▶ **Task directions**
Search for the word "name" in the entries. Each line that holds it should be copied.

++++++

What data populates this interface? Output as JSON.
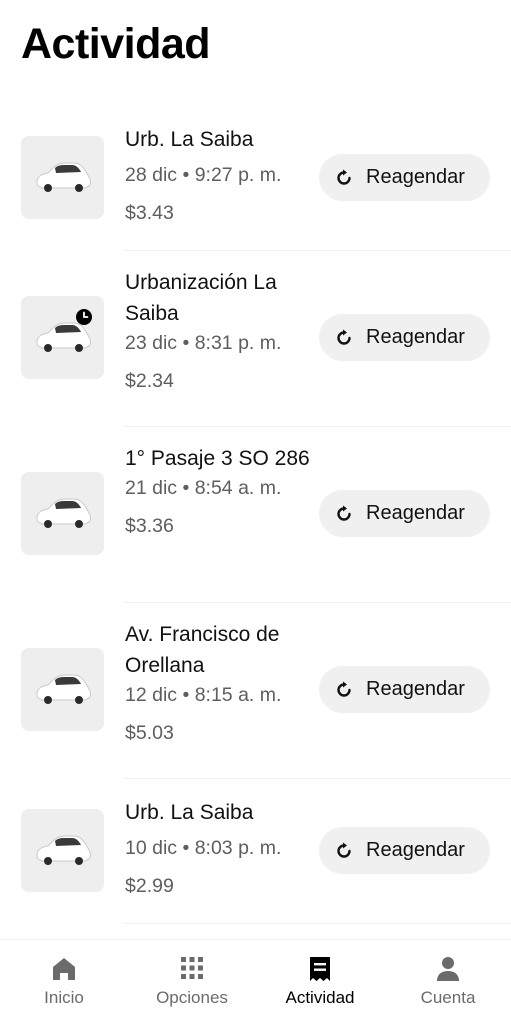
{
  "header": {
    "title": "Actividad"
  },
  "trips": [
    {
      "destination": "Urb. La Saiba",
      "datetime": "28 dic • 9:27 p. m.",
      "price": "$3.43",
      "action_label": "Reagendar",
      "scheduled": false
    },
    {
      "destination": "Urbanización La Saiba",
      "datetime": "23 dic • 8:31 p. m.",
      "price": "$2.34",
      "action_label": "Reagendar",
      "scheduled": true
    },
    {
      "destination": "1° Pasaje 3 SO 286",
      "datetime": "21 dic • 8:54 a. m.",
      "price": "$3.36",
      "action_label": "Reagendar",
      "scheduled": false
    },
    {
      "destination": "Av. Francisco de Orellana",
      "datetime": "12 dic • 8:15 a. m.",
      "price": "$5.03",
      "action_label": "Reagendar",
      "scheduled": false
    },
    {
      "destination": "Urb. La Saiba",
      "datetime": "10 dic • 8:03 p. m.",
      "price": "$2.99",
      "action_label": "Reagendar",
      "scheduled": false
    }
  ],
  "bottom_nav": {
    "items": [
      {
        "label": "Inicio",
        "icon": "home-icon",
        "active": false
      },
      {
        "label": "Opciones",
        "icon": "grid-icon",
        "active": false
      },
      {
        "label": "Actividad",
        "icon": "receipt-icon",
        "active": true
      },
      {
        "label": "Cuenta",
        "icon": "person-icon",
        "active": false
      }
    ]
  },
  "colors": {
    "text_primary": "#000000",
    "text_secondary": "#5e5e5e",
    "button_bg": "#f0f0f0",
    "thumb_bg": "#eeeeee",
    "nav_inactive": "#6b6b6b"
  }
}
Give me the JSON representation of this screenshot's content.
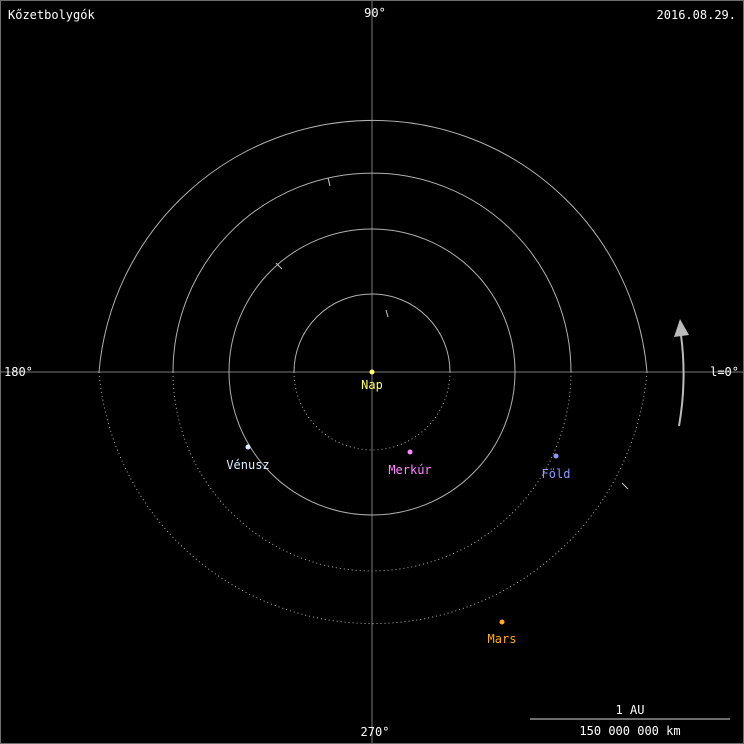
{
  "title": "Kőzetbolygók",
  "date": "2016.08.29.",
  "axis_labels": {
    "top": "90°",
    "bottom": "270°",
    "left": "180°",
    "right": "l=0°"
  },
  "sun": {
    "name": "Nap",
    "color": "#ffff66"
  },
  "planets": [
    {
      "name": "Merkúr",
      "color": "#ff88ff",
      "longitude_deg": 286
    },
    {
      "name": "Vénusz",
      "color": "#ddeeff",
      "longitude_deg": 211
    },
    {
      "name": "Föld",
      "color": "#8899ff",
      "longitude_deg": 336
    },
    {
      "name": "Mars",
      "color": "#ffaa22",
      "longitude_deg": 297
    }
  ],
  "scale_bar": {
    "top_label": "1 AU",
    "bottom_label": "150 000 000 km"
  },
  "colors": {
    "grid": "#7a7a7a",
    "orbit": "#b0b0b0",
    "text": "#ffffff",
    "arrow": "#bbbbbb"
  }
}
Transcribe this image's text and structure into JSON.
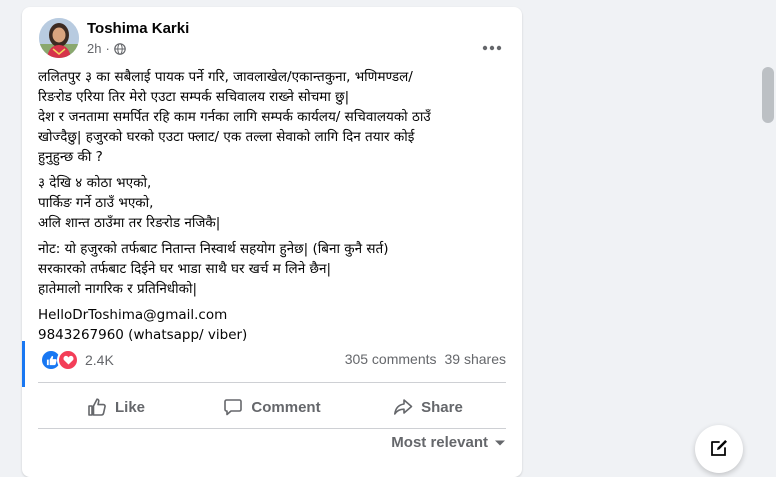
{
  "post": {
    "author": "Toshima Karki",
    "time": "2h",
    "dot": "·",
    "paragraphs": [
      "ललितपुर ३ का सबैलाई पायक पर्ने गरि, जावलाखेल/एकान्तकुना, भणिमण्डल/\nरिङरोड एरिया तिर मेरो एउटा सम्पर्क सचिवालय राख्ने सोचमा छु|\nदेश र जनतामा समर्पित रहि काम गर्नका लागि सम्पर्क कार्यलय/ सचिवालयको ठाउँ\nखोज्दैछु| हजुरको घरको एउटा फ्लाट/ एक तल्ला सेवाको लागि दिन तयार कोई\nहुनुहुन्छ की ?",
      "३ देखि ४ कोठा भएको,\nपार्किङ गर्ने ठाउँ भएको,\nअलि शान्त ठाउँमा तर रिङरोड नजिकै|",
      "नोट: यो हजुरको तर्फबाट नितान्त निस्वार्थ सहयोग हुनेछ| (बिना कुनै सर्त)\nसरकारको तर्फबाट दिईने घर भाडा साथै घर खर्च म लिने छैन|\nहातेमालो नागरिक र प्रतिनिधीको|"
    ],
    "email": "HelloDrToshima@gmail.com",
    "phone": "9843267960 (whatsapp/ viber)",
    "reactions_count": "2.4K",
    "comments_count": "305 comments",
    "shares_count": "39 shares"
  },
  "actions": {
    "like": "Like",
    "comment": "Comment",
    "share": "Share"
  },
  "sort_label": "Most relevant",
  "icons": {
    "privacy": "globe-icon",
    "more": "more-options-icon",
    "like_reaction": "like-reaction-icon",
    "love_reaction": "love-reaction-icon",
    "like": "thumbs-up-icon",
    "comment": "comment-bubble-icon",
    "share": "share-arrow-icon",
    "sort": "caret-down-icon",
    "compose": "compose-icon"
  },
  "colors": {
    "like_blue": "#1877f2",
    "love_red": "#f33e58",
    "secondary_text": "#65676b",
    "background": "#f0f2f5"
  }
}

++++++

▶ **Output**
    "name": "Nap",
      "name": "Merkúr",
      "name": "Vénusz",
      "name": "Föld",
      "name": "Mars",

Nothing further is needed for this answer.